What's New in the Guidelines
Last Updated: April 20, 2023
The Coronavirus Disease 2019 (COVID-19) Treatment Guidelines is published in an electronic format that can be updated in step with the rapid pace and growing volume of information regarding the treatment of COVID-19.
The COVID-19 Treatment Guidelines Panel (the Panel) is committed to updating this document to ensure that health care providers, patients, and policy experts have the most recent information regarding the optimal management of COVID-19 (see the Panel Roster for a list of Panel members).
New Guidelines sections and recommendations and updates to existing Guidelines sections are developed by working groups of Panel members. All recommendations included in the Guidelines are endorsed by a majority of Panel members (see Guidelines Development for additional details on the development process).
Major revisions to the Guidelines within the past month are as follows:
April 20, 2023
Pregnancy, Lactation, and COVID-19 Therapeutics
A new section has been added to provide guidance on the use of Panel-recommended therapies in pregnant or lactating patients with COVID-19. A new table summarizes the recommendations for each drug. The section includes the rationale behind these recommendations and potential safety concerns for fetuses and for infants who receive breast milk from individuals who are taking COVID-19 therapies.
Therapeutic Management of Nonhospitalized Adults With COVID-19
This section has been updated to clarify the goals of therapeutic management for nonhospitalized patients and discuss the limitations of the data that inform the Panel's recommendations. Currently, the Panel’s recommendations reflect the available data on the benefits of using antiviral therapies to prevent progression to severe COVID-19. The Panel will consider the potential benefits of therapies for other outcomes, such as symptom recovery, as those data emerge.
Data from the PANORAMIC trial have been added to the rationale for molnupiravir. The Panel also expanded the subsection on viral rebound and symptom recurrence to discuss the rebounds that have been reported after patients have completed therapy with molnupiravir and ritonavir-boosted nirmatrelvir (Paxlovid).
Therapeutic Management of Hospitalized Adults With COVID-19
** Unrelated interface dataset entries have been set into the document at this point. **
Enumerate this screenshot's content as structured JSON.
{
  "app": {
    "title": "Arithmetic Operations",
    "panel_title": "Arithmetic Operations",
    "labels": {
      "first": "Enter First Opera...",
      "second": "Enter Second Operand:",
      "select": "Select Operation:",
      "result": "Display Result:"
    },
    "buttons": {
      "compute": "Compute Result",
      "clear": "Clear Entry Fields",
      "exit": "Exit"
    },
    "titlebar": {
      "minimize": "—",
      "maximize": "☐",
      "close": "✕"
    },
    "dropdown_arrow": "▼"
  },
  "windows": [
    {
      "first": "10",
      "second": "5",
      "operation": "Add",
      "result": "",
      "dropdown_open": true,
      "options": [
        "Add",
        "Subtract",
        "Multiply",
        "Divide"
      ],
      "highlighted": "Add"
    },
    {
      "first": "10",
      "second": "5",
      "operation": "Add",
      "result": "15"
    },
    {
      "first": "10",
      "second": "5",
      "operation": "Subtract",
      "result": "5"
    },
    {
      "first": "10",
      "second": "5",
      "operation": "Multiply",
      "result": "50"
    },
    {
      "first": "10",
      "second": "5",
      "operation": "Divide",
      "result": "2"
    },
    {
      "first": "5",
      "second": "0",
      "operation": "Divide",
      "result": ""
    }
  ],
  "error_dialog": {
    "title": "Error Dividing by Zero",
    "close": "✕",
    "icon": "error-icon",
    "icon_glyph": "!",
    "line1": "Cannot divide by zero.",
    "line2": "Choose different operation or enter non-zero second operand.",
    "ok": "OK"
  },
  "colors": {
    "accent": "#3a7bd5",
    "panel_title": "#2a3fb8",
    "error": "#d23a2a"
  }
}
The Panel currently recommends using dexamethasone as the primary immunomodulator for all patients who require high-flow nasal canula oxygen, noninvasive ventilation, mechanical ventilation, or extracorporeal membrane oxygenation. A second immunomodulator (e.g., baricitinib, tocilizumab) should be added to dexamethasone for the treatment of these patients. These minor changes are reflected in both Table 2b and the Panel’s rationale.
Oxygenation and Ventilation for Adults
The Panel updated the rationale for the recommendations with information from recent studies. In addition, the recommendations and rationale for using neuromuscular blocking agents in mechanically ventilated adults with moderate to severe acute respiratory distress syndrome were streamlined, and 1 of the recommendations was removed.
This section includes information from the PANORAMIC trial, an open-label randomized controlled trial that enrolled nonhospitalized adults with COVID-19 during a period when the Omicron variant was circulating. Molnupiravir plus usual care did not reduce the occurrence of the primary composite outcome of hospitalization or death compared to usual care alone, but participants in the molnupiravir arm reported recovering from COVID-19 an estimated 4 days earlier. Because this was an open-label trial, these findings are less reliable than those from a placebo-controlled trial. The Panel continues to recommend molnupiravir as an alternative therapy to ritonavir-boosted nirmatrelvir or remdesivir.
The Panel summarized the recently published data from the TOGETHER trial on the use of pegylated interferon lambda in nonhospitalized patients with COVID-19. This trial showed a reduction in the occurrence of the primary composite outcome of observation in an emergency department for >6 hours or hospitalization among patients who received interferon lambda. However, because interferon lambda is not available in the United States, the Panel is not able to make a recommendation for or against use of this agent. Table 4d has been updated to include a description of the results from the TOGETHER trial.
Janus Kinase Inhibitors
The title for this section has been changed from Kinase Inhibitors: Janus Kinase Inhibitors and Bruton’s Tyrosine Kinase Inhibitors to Janus Kinase Inhibitors. Information on agents that are not recommended for the treatment of COVID-19, including the Janus kinase inhibitor ruxolitinib and Bruton’s tyrosine kinase inhibitors, has been removed from the section.
This section now includes information from the REMAP-CAP trial, which demonstrated that treatment with interleukin (IL)-6 receptor antagonists improved survival among severely and critically ill patients with COVID-19 after 180 days. Information on agents that are not recommended for the treatment of COVID-19, including the anti-IL-6 monoclonal antibody siltuximab, has been removed from the section.